Apple's quarterly report following the closing bell could send shares sharply lower Thursday even if the company hits earnings estimates—if history is any guide.
During the past 20 quarters, the company's seen an average bump of 0.4 percent the day after it delivers quarterly results, according to FactSet data.
While this average seems like a tepid reaction, most second-day moves have been on the sharper side. Interestingly, during this period, the majority of the company's steepest declines have been over the past two years.
In Apple's case, even an earnings beat doesn't necessarily translate into content investors. Of the past eight quarters, six have seen negative day-after stock swings despite Apple only falling short of earnings forecasts twice.

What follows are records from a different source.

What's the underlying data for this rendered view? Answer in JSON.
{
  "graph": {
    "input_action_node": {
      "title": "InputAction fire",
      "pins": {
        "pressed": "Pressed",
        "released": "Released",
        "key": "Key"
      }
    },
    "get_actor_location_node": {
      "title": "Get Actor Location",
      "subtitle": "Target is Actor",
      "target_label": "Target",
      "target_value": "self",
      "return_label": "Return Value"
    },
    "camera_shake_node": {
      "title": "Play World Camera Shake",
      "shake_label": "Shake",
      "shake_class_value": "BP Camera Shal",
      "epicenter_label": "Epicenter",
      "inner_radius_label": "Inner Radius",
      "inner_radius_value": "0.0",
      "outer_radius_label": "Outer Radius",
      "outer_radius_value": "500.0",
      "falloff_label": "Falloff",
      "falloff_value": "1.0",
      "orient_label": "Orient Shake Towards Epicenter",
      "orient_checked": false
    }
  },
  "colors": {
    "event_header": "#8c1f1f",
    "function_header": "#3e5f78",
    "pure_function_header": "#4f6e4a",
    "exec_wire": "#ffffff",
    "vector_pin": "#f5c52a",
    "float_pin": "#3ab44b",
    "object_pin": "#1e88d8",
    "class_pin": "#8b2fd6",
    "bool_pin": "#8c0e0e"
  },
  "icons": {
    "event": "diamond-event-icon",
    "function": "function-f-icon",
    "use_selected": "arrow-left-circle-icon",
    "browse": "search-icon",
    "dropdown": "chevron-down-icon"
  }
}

During the past 20, Apple missed earnings forecast three times, but second-day share reaction was negative nine times.